Nick Clegg cannot evade responsibility. He is, after all, the leader of his party - although you would be forgiven for taking the view that he shows loyalty to the Coalition first and then his own members - laudable from a pluralistic perspective but moronic when it is not merely unreciprocated but ridiculed by the Tories. There is a question as to whether this catastrophic misjudgement has contributed to the contempt for the party reported by canvassers but it is an epic political idiocy.
Quite naturally there are calls for Clegg to go early, seeing how much can be recovered from the wreckage. This is a difficult balance to strike, as four years of what, rightly or wrongly, is perceived as becoming subsumed by the Tories will be difficult to expiate. The rational defence that things would have been far worse with a majority or minority Tory government may not play well given the seeming inability of both commentators and the electorate to engage with the reality of pluralism.
I suspect that Clegg may have lost his party - and that the judgement call will be whether to allow the 2015 disaster to be on his watch or someone else's if there is anyone foolhardy enough to be volunteered. There is only so much obloquy that activists can take when the leader gives the impression that their losses are collateral damage in the greater good. The concept that the leadership cadres can survive without a local base was the hubris that brought down the SDP and a lesson that the Orange Book brigade appears to have forgotten.
The Liberal Democrats fought the European campaign on the right issues - and are damaged by the pan-European upsurge in distrust and scepticism around EU institutions and structures.
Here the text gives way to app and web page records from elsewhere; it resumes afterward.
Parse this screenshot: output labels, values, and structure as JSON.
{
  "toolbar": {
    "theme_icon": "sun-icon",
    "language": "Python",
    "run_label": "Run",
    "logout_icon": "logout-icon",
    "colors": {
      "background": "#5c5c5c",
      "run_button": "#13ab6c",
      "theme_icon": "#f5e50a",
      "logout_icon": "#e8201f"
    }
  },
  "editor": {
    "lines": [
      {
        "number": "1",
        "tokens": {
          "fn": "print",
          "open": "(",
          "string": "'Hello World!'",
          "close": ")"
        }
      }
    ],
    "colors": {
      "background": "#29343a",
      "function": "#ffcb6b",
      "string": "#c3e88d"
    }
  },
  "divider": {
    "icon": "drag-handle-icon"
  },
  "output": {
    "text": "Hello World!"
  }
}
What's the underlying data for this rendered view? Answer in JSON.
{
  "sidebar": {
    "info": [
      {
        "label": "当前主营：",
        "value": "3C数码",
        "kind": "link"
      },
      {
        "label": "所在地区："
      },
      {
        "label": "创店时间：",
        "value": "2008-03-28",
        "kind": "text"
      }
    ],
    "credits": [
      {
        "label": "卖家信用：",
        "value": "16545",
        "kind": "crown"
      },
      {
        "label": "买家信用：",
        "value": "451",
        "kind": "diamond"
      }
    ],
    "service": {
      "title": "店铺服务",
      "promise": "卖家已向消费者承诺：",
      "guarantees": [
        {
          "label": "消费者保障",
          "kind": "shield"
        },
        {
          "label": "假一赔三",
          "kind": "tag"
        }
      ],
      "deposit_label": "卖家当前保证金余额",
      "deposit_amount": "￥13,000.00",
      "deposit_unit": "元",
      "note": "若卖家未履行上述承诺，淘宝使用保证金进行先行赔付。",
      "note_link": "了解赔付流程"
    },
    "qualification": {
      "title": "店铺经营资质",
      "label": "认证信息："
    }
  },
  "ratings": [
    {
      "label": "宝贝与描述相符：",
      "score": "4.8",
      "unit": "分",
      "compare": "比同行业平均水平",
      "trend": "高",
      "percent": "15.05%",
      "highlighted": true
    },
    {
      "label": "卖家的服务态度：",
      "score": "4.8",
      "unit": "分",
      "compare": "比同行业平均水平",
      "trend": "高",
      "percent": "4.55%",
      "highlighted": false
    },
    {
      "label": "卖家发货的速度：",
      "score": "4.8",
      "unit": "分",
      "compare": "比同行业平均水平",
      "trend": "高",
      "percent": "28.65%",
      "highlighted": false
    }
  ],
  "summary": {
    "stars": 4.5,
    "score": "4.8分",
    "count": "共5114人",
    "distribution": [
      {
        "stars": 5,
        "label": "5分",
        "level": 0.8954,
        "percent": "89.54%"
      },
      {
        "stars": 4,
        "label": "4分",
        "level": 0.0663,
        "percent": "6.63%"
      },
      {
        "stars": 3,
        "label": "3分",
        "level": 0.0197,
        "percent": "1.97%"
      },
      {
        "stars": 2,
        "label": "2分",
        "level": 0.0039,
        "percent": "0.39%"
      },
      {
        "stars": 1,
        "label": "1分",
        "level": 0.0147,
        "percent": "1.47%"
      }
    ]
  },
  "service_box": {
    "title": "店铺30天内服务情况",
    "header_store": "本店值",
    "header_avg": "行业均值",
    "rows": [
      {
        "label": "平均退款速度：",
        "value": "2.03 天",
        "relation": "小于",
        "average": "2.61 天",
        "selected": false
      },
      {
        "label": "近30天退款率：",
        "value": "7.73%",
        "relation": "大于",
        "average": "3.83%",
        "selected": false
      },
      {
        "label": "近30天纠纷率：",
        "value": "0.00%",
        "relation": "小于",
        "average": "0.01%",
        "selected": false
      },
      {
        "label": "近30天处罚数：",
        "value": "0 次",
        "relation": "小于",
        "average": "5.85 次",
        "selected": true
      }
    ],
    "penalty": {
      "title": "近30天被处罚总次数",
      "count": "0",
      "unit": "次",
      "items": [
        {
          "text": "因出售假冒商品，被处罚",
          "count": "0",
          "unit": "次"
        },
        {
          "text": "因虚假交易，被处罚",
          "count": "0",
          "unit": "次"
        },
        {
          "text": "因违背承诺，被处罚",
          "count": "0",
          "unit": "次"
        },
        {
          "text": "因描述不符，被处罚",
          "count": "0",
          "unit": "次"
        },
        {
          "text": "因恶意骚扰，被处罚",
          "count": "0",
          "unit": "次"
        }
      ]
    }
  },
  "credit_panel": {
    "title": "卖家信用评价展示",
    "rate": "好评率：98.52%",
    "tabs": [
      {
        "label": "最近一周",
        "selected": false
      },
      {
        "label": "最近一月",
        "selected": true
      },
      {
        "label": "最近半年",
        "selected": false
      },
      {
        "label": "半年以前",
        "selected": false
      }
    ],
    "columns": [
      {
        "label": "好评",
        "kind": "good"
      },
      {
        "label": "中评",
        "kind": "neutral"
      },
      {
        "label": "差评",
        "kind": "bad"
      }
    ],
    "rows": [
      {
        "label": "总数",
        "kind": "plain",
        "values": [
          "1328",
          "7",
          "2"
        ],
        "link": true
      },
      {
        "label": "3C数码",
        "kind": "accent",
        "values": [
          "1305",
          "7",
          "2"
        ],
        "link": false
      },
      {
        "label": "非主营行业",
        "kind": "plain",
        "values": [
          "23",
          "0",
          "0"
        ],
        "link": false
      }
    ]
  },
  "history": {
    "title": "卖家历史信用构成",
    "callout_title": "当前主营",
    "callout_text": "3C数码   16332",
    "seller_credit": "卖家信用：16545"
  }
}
Sadly the discourse will revert to withdrawal rather than reform, until the debate moves on to the next ignorant rightist canard. Too late, too little and too disconnected - while Miliband's position has been either to ignore the issues or to engage in a bidding war with kipper Cro-Magnons.
If Clegg were honourable and a genuine leader, he would consider his position carefully. For all the critics of the Liberal Democrats there are probably more people out there who are vaguely positive about coalition government. Ensuring that this option remains is part of the project going forward. Much more important than the career of an arrogant and increasingly irrelevant politician, and indeed than any current party.